#14 - China is crushing everyone else on clean energy...
Welcome to another edition of… *drumroll please* Enrgy Tech!
Yes, I’ve changed the name, logo and design of the newsletter. I have to admit, I didn’t like the old name. Hence the delay in sending edition #14. I hope you like it.
As ever, Enrgy Tech will cover the growing interest and investment in clean energy. It will vastly improve our lives and stop the climate crisis.
I take a tech and financial perspective. What technologies are around the corner? Where is the money coming and going? Who is doing interesting things?
If you like this email, please don’t hesitate to share / forward it on.
Why clean energy companies remain under pressure
The Financial Times reported last week that several hedge funds are trying to make money by shorting clean energy companies, i.e. betting their share prices will fall further.
In their sights: from EV manufacturers Tesla and Rivian to wind-turbine makers Vestas and Nordex, green hydrogen companies such as ITM Power and McPhy, and solar companies such as Enphase Energy.
Since February 2021, clean energy companies have seen their valuations fall, as I wrote recently, a sell-off that accelerated in 2022.
“In a bear market, a company doesn’t trade at 60 times earnings just because it does something morally good,” said one executive. “People will be a bit more hard-nosed about it.”
But this strategy may backfire. As one executive told the FT, they’re betting against an avalanche of government regulation and money. And share prices are recovering after their dramatic falls. On 9th February, Ceres Power jumped 22% after announcing a deal for China, while ITM Power shot up 12% alongside. Meanwhile, Enphase Energy’s share price has climbed by over 20% in the last fortnight on the back of strong earnings. Even energy storage companies such as Fluence and ESS Tech and have risen in recent days.
The hedge funds may end up paying dearly for their bets.
China added more wind power in 2021 than everyone else put together
China added a mind-boggling 17 gigawatts of offshore wind capacity in 2021. That’s more than the rest of the world added from 2015 to the year 2020 (14 GW).
In 2019, Britain was the world’s leader in offshore wind with 8 GW of capacity. China built 1.5x that in just one year.
At some point, western leaders will realise that building large amounts of clean energy capacity is a national necessity, not a luxury they can afford to put off. Only China seems to get it.

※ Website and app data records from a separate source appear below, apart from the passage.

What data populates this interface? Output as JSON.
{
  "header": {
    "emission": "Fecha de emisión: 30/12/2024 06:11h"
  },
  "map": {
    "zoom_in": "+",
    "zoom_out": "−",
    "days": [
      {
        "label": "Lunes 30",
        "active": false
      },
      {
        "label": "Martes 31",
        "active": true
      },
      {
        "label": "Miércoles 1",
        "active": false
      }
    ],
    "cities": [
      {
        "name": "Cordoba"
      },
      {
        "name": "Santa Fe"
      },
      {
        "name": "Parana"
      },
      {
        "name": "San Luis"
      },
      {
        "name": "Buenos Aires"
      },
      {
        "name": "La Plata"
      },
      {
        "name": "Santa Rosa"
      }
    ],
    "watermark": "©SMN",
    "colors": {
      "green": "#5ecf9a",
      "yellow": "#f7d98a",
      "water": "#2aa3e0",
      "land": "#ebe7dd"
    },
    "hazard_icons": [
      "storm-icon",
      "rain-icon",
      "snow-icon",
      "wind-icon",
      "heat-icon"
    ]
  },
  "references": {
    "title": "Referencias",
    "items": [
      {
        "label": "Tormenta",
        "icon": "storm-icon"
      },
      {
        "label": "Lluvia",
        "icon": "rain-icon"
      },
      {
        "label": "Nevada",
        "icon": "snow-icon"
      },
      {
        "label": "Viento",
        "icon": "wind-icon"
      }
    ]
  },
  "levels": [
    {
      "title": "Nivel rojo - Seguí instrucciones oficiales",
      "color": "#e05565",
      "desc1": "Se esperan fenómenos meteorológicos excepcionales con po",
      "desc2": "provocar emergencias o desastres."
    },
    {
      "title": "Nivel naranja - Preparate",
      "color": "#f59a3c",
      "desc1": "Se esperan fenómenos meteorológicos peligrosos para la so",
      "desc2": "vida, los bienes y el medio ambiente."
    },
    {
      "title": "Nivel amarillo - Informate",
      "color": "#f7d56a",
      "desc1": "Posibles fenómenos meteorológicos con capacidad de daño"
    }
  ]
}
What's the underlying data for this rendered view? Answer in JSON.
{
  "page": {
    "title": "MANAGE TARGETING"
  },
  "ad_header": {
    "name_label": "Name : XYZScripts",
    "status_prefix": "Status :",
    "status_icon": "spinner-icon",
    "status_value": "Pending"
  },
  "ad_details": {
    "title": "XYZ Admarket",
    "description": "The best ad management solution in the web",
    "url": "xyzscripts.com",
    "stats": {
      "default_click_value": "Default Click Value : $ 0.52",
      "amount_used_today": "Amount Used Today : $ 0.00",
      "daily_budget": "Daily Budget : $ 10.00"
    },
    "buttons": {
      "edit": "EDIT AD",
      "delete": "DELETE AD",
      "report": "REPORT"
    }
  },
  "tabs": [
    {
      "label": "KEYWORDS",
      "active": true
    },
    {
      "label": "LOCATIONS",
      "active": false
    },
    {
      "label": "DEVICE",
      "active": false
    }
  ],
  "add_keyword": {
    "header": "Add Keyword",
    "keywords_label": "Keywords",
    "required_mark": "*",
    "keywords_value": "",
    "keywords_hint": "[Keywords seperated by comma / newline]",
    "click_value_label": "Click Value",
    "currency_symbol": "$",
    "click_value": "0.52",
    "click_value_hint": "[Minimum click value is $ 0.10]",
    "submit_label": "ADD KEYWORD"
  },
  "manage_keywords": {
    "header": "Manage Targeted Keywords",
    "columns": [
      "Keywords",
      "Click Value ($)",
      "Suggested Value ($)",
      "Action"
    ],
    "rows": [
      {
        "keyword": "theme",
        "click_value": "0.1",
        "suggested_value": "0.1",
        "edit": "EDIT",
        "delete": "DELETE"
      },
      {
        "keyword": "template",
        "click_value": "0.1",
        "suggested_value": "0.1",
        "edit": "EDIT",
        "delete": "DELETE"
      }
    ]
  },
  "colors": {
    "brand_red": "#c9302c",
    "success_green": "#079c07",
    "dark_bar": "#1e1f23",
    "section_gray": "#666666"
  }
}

Spanish multinational quietly becomes a UK clean energy giant
The Spanish giant Iberdrola has acquired 17 solar farms in Britain with a capacity of 800 megawatts (MW) from Elgin Energy and Lightsource BP, becoming one of the country’s largest solar power companies.
Iberdrola owns Scottish Power in the UK too, and its recent acquisitions bring its share of solar energy capacity in the UK to 9% of the total. The company is already investing heavily into wind energy in the UK, committing another £6 billion in October 2021 into UK offshore wind energy, its biggest project investment worldwide.
Oberdrola is also the world’s second-largest wind energy producer. The company is planning to be a clean energy giant.
Informative Twitter thread on why geothermal energy is suddenly getting a lot of attention and money.
British scientists have had a major breakthrough in their quest for nuclear fusion energy. But we aren’t anywhere close to getting large scale energy production yet.
Danish company Seaborg Technologies says it has developed molten salt thermal energy storage technology that can store large amounts of intermittent wind and solar power.
Space-based solar power will be a new frontier for humanity, writes Anjana Ahuja in the FT. The US, UK and China are all exploring its potential.
German trains are going electric! Deutsche Bahn trialled its first fully electric train recently. Further testing will run throughout early May on all routes.
The UK’s biggest supermarket, Tesco, is trialling battery-powered lorries for shorter deliveries.
The UK government will hold auctions for clean energy suppliers every year, rather than every 2 years. It should speed up clean energy supply.
A startup called Energy Vault has raised millions on funding for its novel energy storage idea. Now some are raising questions its ideas can work.